EXERCISE PROMPT: Could you output the complete listing given below exactly?

** DATA SUPPLIED follows **

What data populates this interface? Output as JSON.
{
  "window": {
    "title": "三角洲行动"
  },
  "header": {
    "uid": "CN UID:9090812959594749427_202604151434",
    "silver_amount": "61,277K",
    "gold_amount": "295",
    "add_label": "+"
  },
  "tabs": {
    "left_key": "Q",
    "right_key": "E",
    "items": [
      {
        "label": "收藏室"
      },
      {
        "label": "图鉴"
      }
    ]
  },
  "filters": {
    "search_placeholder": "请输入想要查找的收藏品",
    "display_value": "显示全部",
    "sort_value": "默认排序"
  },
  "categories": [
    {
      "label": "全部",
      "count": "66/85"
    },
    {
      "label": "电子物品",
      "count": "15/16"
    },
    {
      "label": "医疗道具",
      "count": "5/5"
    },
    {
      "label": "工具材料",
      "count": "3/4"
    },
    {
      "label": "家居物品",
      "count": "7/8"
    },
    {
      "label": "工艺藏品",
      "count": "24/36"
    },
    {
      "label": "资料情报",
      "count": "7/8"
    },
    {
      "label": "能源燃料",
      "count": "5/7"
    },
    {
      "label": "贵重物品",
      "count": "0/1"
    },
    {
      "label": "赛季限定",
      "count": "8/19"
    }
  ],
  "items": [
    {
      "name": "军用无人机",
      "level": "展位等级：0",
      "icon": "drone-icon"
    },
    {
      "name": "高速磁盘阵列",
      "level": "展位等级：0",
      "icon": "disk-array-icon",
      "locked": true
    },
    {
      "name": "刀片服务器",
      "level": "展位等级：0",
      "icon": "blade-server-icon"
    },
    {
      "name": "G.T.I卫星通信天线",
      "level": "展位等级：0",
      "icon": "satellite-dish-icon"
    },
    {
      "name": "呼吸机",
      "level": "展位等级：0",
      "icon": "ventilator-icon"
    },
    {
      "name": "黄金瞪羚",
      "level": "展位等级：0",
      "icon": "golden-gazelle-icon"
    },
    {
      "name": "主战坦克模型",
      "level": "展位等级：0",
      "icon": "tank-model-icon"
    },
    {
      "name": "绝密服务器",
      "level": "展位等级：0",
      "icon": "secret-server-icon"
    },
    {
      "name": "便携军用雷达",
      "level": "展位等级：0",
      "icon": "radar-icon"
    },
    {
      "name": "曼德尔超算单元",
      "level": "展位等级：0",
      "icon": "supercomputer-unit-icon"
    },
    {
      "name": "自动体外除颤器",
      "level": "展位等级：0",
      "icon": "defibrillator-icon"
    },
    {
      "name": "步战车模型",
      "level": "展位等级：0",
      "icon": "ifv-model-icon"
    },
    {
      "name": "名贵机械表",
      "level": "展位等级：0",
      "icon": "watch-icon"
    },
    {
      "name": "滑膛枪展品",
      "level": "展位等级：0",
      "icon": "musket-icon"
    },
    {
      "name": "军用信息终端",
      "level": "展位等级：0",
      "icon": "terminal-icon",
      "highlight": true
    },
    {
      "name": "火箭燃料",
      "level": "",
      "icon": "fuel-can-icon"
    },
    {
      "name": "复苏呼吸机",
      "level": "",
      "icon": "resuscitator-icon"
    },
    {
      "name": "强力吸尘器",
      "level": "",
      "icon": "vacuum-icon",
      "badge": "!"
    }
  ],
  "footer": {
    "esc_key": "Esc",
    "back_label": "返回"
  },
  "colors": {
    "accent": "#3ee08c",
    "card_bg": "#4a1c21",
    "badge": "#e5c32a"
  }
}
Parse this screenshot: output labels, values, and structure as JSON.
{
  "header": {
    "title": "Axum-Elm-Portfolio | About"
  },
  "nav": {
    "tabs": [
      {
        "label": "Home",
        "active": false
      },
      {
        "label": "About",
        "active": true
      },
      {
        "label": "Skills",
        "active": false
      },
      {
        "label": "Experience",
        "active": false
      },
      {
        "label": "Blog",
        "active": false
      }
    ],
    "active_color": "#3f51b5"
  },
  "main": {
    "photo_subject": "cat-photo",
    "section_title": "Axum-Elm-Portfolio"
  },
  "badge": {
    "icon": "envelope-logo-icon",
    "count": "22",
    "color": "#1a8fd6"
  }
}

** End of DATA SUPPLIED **

REPLY:
What data populates this interface? Output as JSON.
{
  "window": {
    "title": "三角洲行动"
  },
  "header": {
    "uid": "CN UID:9090812959594749427_202604151434",
    "silver_amount": "61,277K",
    "gold_amount": "295",
    "add_label": "+"
  },
  "tabs": {
    "left_key": "Q",
    "right_key": "E",
    "items": [
      {
        "label": "收藏室"
      },
      {
        "label": "图鉴"
      }
    ]
  },
  "filters": {
    "search_placeholder": "请输入想要查找的收藏品",
    "display_value": "显示全部",
    "sort_value": "默认排序"
  },
  "categories": [
    {
      "label": "全部",
      "count": "66/85"
    },
    {
      "label": "电子物品",
      "count": "15/16"
    },
    {
      "label": "医疗道具",
      "count": "5/5"
    },
    {
      "label": "工具材料",
      "count": "3/4"
    },
    {
      "label": "家居物品",
      "count": "7/8"
    },
    {
      "label": "工艺藏品",
      "count": "24/36"
    },
    {
      "label": "资料情报",
      "count": "7/8"
    },
    {
      "label": "能源燃料",
      "count": "5/7"
    },
    {
      "label": "贵重物品",
      "count": "0/1"
    },
    {
      "label": "赛季限定",
      "count": "8/19"
    }
  ],
  "items": [
    {
      "name": "军用无人机",
      "level": "展位等级：0",
      "icon": "drone-icon"
    },
    {
      "name": "高速磁盘阵列",
      "level": "展位等级：0",
      "icon": "disk-array-icon",
      "locked": true
    },
    {
      "name": "刀片服务器",
      "level": "展位等级：0",
      "icon": "blade-server-icon"
    },
    {
      "name": "G.T.I卫星通信天线",
      "level": "展位等级：0",
      "icon": "satellite-dish-icon"
    },
    {
      "name": "呼吸机",
      "level": "展位等级：0",
      "icon": "ventilator-icon"
    },
    {
      "name": "黄金瞪羚",
      "level": "展位等级：0",
      "icon": "golden-gazelle-icon"
    },
    {
      "name": "主战坦克模型",
      "level": "展位等级：0",
      "icon": "tank-model-icon"
    },
    {
      "name": "绝密服务器",
      "level": "展位等级：0",
      "icon": "secret-server-icon"
    },
    {
      "name": "便携军用雷达",
      "level": "展位等级：0",
      "icon": "radar-icon"
    },
    {
      "name": "曼德尔超算单元",
      "level": "展位等级：0",
      "icon": "supercomputer-unit-icon"
    },
    {
      "name": "自动体外除颤器",
      "level": "展位等级：0",
      "icon": "defibrillator-icon"
    },
    {
      "name": "步战车模型",
      "level": "展位等级：0",
      "icon": "ifv-model-icon"
    },
    {
      "name": "名贵机械表",
      "level": "展位等级：0",
      "icon": "watch-icon"
    },
    {
      "name": "滑膛枪展品",
      "level": "展位等级：0",
      "icon": "musket-icon"
    },
    {
      "name": "军用信息终端",
      "level": "展位等级：0",
      "icon": "terminal-icon",
      "highlight": true
    },
    {
      "name": "火箭燃料",
      "level": "",
      "icon": "fuel-can-icon"
    },
    {
      "name": "复苏呼吸机",
      "level": "",
      "icon": "resuscitator-icon"
    },
    {
      "name": "强力吸尘器",
      "level": "",
      "icon": "vacuum-icon",
      "badge": "!"
    }
  ],
  "footer": {
    "esc_key": "Esc",
    "back_label": "返回"
  },
  "colors": {
    "accent": "#3ee08c",
    "card_bg": "#4a1c21",
    "badge": "#e5c32a"
  }
}
Parse this screenshot: output labels, values, and structure as JSON.
{
  "header": {
    "title": "Axum-Elm-Portfolio | About"
  },
  "nav": {
    "tabs": [
      {
        "label": "Home",
        "active": false
      },
      {
        "label": "About",
        "active": true
      },
      {
        "label": "Skills",
        "active": false
      },
      {
        "label": "Experience",
        "active": false
      },
      {
        "label": "Blog",
        "active": false
      }
    ],
    "active_color": "#3f51b5"
  },
  "main": {
    "photo_subject": "cat-photo",
    "section_title": "Axum-Elm-Portfolio"
  },
  "badge": {
    "icon": "envelope-logo-icon",
    "count": "22",
    "color": "#1a8fd6"
  }
}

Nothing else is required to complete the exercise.